Achieving Academic Success Without the Stress

Mark Pieloch left the Massachusetts College of Pharmacy and Health in Boston in 1980 with a bachelor’s and a master’s, graduating magna cum laude. He went on to the University of Michigan and earned an M.B.A., again graduating magna cum laude. Excelling as a student, he discovered ways to balance the chaos of student life and succeed academically.

Finding Ways to Reduce Stress

Freshman students quickly discover that college is different. More chaotic and less structured, college life may seem overwhelming. For example, Pieloch had only been a student in Boston for a month when his car was stolen. The stress level can be tremendous, but there are ways to reduce the stress and find balance amidst the chaos.

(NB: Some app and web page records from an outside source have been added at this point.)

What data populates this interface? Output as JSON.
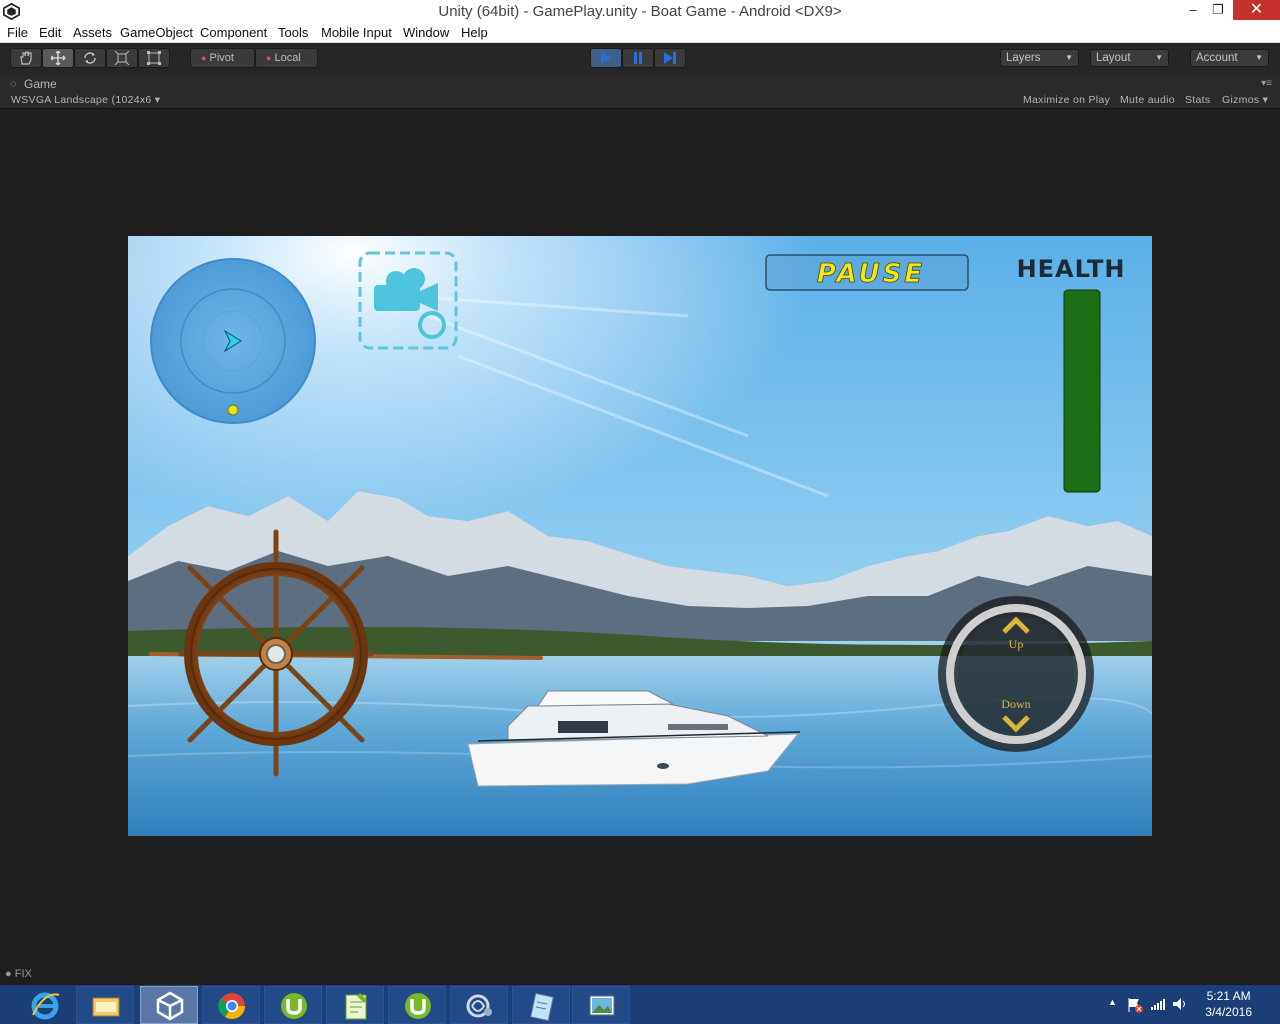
{
  "window": {
    "title": "Unity (64bit) - GamePlay.unity - Boat Game - Android <DX9>",
    "minimize": "–",
    "restore": "❐",
    "close": "✕"
  },
  "menu": {
    "items": [
      "File",
      "Edit",
      "Assets",
      "GameObject",
      "Component",
      "Tools",
      "Mobile Input",
      "Window",
      "Help"
    ]
  },
  "toolbar": {
    "pivot_label": "Pivot",
    "local_label": "Local",
    "layers_label": "Layers",
    "layout_label": "Layout",
    "account_label": "Account"
  },
  "game_tab": {
    "title": "Game",
    "aspect": "WSVGA Landscape (1024x6",
    "maximize_on_play": "Maximize on Play",
    "mute_audio": "Mute audio",
    "stats": "Stats",
    "gizmos": "Gizmos"
  },
  "game_ui": {
    "pause_label": "PAUSE",
    "health_label": "HEALTH",
    "health_level": 1.0,
    "up_label": "Up",
    "down_label": "Down"
  },
  "status": {
    "text": "FIX"
  },
  "taskbar": {
    "apps": [
      "internet-explorer",
      "file-explorer",
      "unity",
      "chrome",
      "utorrent",
      "notepad-plus-plus",
      "utorrent",
      "network-tool",
      "notepad",
      "photo-viewer"
    ],
    "time": "5:21 AM",
    "date": "3/4/2016"
  },
  "colors": {
    "accent_blue": "#2a6fd6",
    "health_green": "#1a6e13",
    "pause_yellow": "#f5e51c",
    "sky_blue": "#4fa8e6"
  }
}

A few basic lifestyle habits will keep the mind and body strong. Getting enough sleep is probably one of the most difficult challenges of college life, especially for students who live in a dorm. But getting enough sleep is also the most beneficial. A lack of sleep leads to poor decision making and slower thought processes. Schedule a night each week to go to bed early. Take naps when possible.

Physical exercise is also necessary. Exercise does not have to be a full-blown workout at the gym. It can be a 20-minute walk around the quad or to an off-campus eatery. Moderate exercise reduces anxiety and stress levels and enhances recuperative sleep. Avoid binge and junk-food eating. Work vegetables and fruit into your diet.

Making Study Time Count

Scheduling study time is important, but so is social and leisure time. Deadlines, exams and academic pressures take their toll. Research shows that taking breaks for leisure and social activities actually improves academic performance. Pieloch, for example, went to school in Boston, a city with a vibrant nightlife and historically significant past. Part of his college experience included exploring and experiencing Boston.

Students get as much out of the college experience as they put into it. Most schools have a variety of clubs and societies that cover every interest from poker to juggling. Writing stories or taking pictures for the school newspaper is a fun way to get involved. Many schools sponsor volunteer opportunities that are design to help other students or assist in the local community. Participating fully in college life and making new friends is part of student life not to be missed.

Studying in college presents its own challenges. A lack of privacy, noise and the temptation to procrastinate now and cram later, disrupt study time and affect information retention. Designate a time to study every day and stick to the schedule. Take 10 minute breaks every hour. Review class notes. Use highlighters to highlight essential concepts for quick review. Rewrite notes within 24 hours for maximum retention. Remember that cramming is not learning. Learning means that information becomes part of a student’s long-term memory. Cramming actually has the opposite effect because it’s a short-term memory process. Most of the information retained by cramming is quickly forgotten.

Mark Pieloch’s education and academic excellence gave him the foundation to become the successful entrepreneur he is today. With the strategies he learned in college to handle stress and balance academics, he learned not only how to excel in school, but excel in life.